**PROBLEM:**
Which lines below mention "components"? Pick each one out.

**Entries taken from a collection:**

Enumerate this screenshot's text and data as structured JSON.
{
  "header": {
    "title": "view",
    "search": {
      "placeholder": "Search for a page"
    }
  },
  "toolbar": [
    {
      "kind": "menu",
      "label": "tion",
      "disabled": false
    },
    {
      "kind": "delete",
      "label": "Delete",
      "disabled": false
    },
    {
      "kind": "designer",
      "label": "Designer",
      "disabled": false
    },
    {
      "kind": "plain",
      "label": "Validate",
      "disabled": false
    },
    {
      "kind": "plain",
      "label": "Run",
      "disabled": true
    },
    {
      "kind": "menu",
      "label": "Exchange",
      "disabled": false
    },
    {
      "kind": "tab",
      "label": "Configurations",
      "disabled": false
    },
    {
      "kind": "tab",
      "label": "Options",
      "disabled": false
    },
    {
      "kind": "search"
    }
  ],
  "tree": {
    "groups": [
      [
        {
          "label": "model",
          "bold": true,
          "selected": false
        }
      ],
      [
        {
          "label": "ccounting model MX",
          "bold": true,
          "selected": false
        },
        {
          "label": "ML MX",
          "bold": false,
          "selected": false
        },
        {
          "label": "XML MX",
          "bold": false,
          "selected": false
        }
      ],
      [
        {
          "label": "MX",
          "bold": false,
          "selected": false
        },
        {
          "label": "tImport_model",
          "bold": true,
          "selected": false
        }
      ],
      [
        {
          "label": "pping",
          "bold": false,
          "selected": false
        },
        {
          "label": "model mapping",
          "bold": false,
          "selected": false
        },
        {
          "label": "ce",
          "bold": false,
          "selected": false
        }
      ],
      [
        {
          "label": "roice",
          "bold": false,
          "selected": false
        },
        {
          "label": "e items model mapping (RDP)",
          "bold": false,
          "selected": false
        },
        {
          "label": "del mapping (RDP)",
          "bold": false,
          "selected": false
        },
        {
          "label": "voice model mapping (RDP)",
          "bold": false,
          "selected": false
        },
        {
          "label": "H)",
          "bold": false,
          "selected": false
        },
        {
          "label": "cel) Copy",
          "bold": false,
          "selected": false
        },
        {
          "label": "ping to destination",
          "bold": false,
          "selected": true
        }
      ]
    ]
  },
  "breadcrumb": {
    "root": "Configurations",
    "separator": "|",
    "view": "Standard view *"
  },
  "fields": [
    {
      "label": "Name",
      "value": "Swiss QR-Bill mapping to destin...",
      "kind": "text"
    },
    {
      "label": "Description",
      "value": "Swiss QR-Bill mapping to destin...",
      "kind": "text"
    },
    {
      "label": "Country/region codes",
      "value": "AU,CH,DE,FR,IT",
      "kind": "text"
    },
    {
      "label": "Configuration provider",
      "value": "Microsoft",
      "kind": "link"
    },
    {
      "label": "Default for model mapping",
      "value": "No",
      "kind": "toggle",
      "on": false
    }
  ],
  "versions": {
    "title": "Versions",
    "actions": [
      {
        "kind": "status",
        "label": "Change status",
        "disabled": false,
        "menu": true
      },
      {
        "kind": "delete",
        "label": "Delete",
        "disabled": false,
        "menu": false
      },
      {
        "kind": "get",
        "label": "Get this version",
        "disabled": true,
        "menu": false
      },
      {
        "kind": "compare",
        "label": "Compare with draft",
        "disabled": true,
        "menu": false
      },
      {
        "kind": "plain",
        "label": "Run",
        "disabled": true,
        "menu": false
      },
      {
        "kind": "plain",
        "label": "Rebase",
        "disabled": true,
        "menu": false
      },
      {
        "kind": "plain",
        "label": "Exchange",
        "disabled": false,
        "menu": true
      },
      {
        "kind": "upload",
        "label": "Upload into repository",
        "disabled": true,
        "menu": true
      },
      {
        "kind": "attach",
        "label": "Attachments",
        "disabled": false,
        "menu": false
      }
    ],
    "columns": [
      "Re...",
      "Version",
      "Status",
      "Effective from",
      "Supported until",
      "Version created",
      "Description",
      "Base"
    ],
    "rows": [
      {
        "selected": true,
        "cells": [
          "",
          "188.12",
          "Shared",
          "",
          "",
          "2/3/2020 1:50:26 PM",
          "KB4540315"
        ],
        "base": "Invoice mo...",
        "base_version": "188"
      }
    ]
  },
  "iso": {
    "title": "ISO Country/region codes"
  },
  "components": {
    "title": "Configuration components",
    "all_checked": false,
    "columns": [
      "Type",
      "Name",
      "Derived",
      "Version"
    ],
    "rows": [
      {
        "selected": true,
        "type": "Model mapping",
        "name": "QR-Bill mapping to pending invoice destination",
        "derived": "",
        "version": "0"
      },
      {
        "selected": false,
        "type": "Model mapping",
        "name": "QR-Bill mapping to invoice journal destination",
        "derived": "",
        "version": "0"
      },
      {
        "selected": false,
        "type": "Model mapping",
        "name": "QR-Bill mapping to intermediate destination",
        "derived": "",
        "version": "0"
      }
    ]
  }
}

**ANSWER FOR THIS EXERCISE:**
  "components": {
    "title": "Configuration components",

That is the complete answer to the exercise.